No other country on earth can offer the visitor as much to see and do.

Within the borders of a single country, you will find savannahs rich

with big game, timeless cultures unchanged by the modern world,

pristine beaches and coral reef, equatorial forests and mighty

snow-capped mountains, searing deserts and cool highland retreats and

endless opportunities for adventure, discovery, relaxation; more than

you would ever expect.

Location and topography

Kenya lies astride the equator on

the eastern coast of Africa. It is a medium-sized country by

continental standards, covering an area of about 586,600km sq. Inland

water bodies cover some 10,700km sq, the bulk of this in Lakes Victoria

and Turkana. Kenya has tremendous topographical

diversity, including glaciated mountains with snow-capped peaks, the

Rift Valley with its scarps and volcanoes, ancient granitic hills, flat

desert landscapes and coral reefs and islets.

Kenya's Climate

Generally the climate is warm

and humid at the coast, cool and humid in the central highlands, and

hot and dry in the north and east. Across most of the country,

rainfall is strongly seasonal, although its pattern, timing and extent

vary greatly from place to place and from year to year.  Rainfall

peaks in most areas are in November and April.

Kenya's Water resources

There are five major

drainage basins: Lake Victoria, the Rift Valley, the Athi-Galana-Sabaki

River (and Coastal areas to its south), the Tana River and the northern

Ewaso Ng’iro. The

rift valley contains several basins of internal drainage, forming a

chain of endorheic lakes from Lake Natron on the Tanzanian border,

through Lakes Magadi, Naivasha, Turkana, Elementaita, Nakuru, Bogoria

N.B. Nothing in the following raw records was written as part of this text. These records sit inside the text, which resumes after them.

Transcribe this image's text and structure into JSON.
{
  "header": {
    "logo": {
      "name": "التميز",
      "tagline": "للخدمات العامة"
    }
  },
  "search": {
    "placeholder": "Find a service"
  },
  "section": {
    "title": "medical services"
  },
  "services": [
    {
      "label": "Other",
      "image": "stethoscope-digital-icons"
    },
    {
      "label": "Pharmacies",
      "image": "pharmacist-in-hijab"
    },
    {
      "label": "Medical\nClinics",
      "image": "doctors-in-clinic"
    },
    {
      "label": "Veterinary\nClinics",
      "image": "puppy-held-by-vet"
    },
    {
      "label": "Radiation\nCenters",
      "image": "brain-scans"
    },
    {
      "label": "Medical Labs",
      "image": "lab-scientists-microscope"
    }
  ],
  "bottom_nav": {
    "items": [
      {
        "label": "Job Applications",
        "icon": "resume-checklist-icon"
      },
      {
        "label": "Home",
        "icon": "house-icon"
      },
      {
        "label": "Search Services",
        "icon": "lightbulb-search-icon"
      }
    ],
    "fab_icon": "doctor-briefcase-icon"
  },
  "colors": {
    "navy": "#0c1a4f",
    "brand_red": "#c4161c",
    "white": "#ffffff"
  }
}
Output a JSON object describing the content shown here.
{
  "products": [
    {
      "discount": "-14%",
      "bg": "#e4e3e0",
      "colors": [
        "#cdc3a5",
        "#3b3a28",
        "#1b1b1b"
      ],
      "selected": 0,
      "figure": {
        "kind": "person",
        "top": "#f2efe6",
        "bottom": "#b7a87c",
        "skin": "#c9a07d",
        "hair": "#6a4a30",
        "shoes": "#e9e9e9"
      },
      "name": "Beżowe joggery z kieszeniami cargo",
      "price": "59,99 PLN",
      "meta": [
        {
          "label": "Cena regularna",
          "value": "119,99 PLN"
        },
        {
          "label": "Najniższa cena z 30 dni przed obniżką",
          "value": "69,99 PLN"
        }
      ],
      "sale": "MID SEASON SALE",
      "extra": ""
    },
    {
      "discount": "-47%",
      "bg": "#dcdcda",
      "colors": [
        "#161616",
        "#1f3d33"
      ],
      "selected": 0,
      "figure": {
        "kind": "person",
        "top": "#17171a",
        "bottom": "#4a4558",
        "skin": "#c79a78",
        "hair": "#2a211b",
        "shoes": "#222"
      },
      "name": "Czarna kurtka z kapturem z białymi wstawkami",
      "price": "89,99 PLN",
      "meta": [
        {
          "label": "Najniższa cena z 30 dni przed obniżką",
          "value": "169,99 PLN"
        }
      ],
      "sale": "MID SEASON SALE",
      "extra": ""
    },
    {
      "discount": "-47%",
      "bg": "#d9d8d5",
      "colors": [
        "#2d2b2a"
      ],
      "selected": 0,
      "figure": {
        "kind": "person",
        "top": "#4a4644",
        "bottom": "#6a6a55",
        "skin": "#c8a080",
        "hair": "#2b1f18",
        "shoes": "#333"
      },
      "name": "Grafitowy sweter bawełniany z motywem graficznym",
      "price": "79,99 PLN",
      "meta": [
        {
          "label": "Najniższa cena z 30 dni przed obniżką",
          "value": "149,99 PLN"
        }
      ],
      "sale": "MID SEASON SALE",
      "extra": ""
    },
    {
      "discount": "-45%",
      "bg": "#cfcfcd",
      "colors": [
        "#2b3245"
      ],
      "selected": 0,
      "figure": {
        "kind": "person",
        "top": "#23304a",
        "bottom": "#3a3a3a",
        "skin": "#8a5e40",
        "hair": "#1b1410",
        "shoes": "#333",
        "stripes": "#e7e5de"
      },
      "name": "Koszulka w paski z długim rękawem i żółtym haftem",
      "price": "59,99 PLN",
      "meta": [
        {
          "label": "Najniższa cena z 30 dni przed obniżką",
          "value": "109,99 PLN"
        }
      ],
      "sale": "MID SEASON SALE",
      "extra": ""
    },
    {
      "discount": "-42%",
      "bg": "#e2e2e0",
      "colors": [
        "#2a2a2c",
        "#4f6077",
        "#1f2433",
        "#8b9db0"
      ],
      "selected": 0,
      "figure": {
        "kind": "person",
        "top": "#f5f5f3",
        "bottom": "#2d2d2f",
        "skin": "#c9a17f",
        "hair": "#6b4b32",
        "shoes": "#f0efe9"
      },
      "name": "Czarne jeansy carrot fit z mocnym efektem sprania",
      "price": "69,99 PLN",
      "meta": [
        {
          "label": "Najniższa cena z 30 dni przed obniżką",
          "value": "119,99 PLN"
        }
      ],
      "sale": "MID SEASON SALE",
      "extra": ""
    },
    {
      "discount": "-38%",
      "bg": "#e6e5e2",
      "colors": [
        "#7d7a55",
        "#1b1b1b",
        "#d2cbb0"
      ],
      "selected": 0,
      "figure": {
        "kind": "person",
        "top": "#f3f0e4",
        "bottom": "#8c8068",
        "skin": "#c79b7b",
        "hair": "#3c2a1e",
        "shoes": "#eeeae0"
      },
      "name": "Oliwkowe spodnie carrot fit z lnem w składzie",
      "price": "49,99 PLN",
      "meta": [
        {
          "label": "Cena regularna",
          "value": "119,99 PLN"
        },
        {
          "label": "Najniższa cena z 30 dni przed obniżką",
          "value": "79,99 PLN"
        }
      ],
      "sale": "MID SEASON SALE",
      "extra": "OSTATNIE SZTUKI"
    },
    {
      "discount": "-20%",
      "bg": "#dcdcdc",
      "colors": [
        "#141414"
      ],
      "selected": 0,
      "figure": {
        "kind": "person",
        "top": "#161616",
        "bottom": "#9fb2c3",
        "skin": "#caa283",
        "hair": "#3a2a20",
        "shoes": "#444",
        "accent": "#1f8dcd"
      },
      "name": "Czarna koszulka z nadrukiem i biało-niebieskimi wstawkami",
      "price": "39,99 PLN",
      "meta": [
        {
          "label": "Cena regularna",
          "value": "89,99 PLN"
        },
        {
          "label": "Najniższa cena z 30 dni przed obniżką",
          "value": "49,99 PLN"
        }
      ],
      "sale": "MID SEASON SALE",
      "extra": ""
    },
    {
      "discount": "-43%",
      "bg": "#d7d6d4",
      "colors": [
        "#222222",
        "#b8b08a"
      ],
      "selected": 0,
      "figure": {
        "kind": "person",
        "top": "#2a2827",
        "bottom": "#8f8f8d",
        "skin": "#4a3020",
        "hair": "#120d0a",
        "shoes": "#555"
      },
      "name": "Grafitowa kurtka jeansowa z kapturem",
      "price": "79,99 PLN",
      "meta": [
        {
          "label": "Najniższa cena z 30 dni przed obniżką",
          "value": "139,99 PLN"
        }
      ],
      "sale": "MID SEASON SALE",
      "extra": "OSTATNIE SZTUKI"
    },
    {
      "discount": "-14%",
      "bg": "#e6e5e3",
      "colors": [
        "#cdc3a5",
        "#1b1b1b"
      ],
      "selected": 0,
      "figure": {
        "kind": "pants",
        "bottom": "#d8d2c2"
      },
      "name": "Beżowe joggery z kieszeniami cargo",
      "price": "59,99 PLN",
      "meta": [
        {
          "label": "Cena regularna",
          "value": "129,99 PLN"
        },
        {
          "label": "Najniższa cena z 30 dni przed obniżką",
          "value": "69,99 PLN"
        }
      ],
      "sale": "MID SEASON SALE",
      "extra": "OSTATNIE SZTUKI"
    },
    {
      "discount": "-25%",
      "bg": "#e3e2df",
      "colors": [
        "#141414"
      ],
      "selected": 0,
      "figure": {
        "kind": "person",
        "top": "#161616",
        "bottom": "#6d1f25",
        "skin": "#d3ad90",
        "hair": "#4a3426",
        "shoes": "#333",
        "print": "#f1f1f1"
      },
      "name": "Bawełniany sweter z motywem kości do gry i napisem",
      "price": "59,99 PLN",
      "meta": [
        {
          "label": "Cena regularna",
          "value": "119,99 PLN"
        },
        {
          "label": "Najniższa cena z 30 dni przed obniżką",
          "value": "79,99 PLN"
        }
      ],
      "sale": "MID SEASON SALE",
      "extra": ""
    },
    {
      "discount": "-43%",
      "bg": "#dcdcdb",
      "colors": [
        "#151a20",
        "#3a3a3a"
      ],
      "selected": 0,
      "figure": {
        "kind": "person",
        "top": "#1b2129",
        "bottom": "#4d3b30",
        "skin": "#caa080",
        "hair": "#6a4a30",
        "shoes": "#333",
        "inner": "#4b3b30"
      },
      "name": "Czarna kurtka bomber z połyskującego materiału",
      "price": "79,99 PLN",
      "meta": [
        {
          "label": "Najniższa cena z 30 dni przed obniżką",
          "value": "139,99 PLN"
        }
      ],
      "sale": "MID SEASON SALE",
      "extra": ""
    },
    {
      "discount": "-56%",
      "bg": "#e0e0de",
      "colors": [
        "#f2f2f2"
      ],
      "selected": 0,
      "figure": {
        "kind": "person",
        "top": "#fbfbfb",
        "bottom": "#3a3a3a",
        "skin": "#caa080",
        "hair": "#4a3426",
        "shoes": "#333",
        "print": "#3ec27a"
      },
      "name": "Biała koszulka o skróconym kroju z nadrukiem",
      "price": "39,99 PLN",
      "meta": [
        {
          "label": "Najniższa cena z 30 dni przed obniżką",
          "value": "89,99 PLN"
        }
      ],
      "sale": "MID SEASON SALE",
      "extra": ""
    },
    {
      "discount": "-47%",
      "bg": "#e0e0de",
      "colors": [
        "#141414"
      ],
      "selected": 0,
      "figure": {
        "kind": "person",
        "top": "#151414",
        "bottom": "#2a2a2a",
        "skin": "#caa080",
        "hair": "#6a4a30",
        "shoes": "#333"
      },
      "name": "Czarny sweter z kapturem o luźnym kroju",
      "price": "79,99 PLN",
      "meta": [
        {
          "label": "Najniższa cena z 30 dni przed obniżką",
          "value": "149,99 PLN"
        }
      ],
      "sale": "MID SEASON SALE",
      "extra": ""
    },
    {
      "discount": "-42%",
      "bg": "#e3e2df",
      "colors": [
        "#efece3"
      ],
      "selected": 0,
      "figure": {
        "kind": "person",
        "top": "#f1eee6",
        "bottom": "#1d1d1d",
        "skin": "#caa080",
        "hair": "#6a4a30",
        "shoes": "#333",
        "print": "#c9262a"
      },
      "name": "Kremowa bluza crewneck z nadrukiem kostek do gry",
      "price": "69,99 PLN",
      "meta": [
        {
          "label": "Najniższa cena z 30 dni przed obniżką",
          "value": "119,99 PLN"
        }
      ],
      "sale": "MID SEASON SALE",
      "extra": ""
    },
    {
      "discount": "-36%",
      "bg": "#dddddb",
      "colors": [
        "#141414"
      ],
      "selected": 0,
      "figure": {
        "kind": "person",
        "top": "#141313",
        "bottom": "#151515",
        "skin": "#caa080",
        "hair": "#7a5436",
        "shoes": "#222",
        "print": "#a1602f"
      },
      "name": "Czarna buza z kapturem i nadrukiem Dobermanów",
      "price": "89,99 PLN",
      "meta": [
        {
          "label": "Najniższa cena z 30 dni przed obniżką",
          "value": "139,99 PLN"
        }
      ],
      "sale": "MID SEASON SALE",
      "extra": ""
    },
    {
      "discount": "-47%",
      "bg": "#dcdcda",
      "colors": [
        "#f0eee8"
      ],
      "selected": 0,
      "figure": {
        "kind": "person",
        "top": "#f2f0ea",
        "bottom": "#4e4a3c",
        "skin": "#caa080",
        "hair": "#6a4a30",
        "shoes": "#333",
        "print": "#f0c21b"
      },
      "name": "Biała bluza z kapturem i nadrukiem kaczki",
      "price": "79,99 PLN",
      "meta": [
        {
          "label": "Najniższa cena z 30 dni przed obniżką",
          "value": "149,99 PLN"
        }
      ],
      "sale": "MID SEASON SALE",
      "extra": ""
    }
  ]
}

and Baringo.  These lakes vary in alkalinity; from fresh water Lake Naivasha to the intensely alkaline Lake Magadi.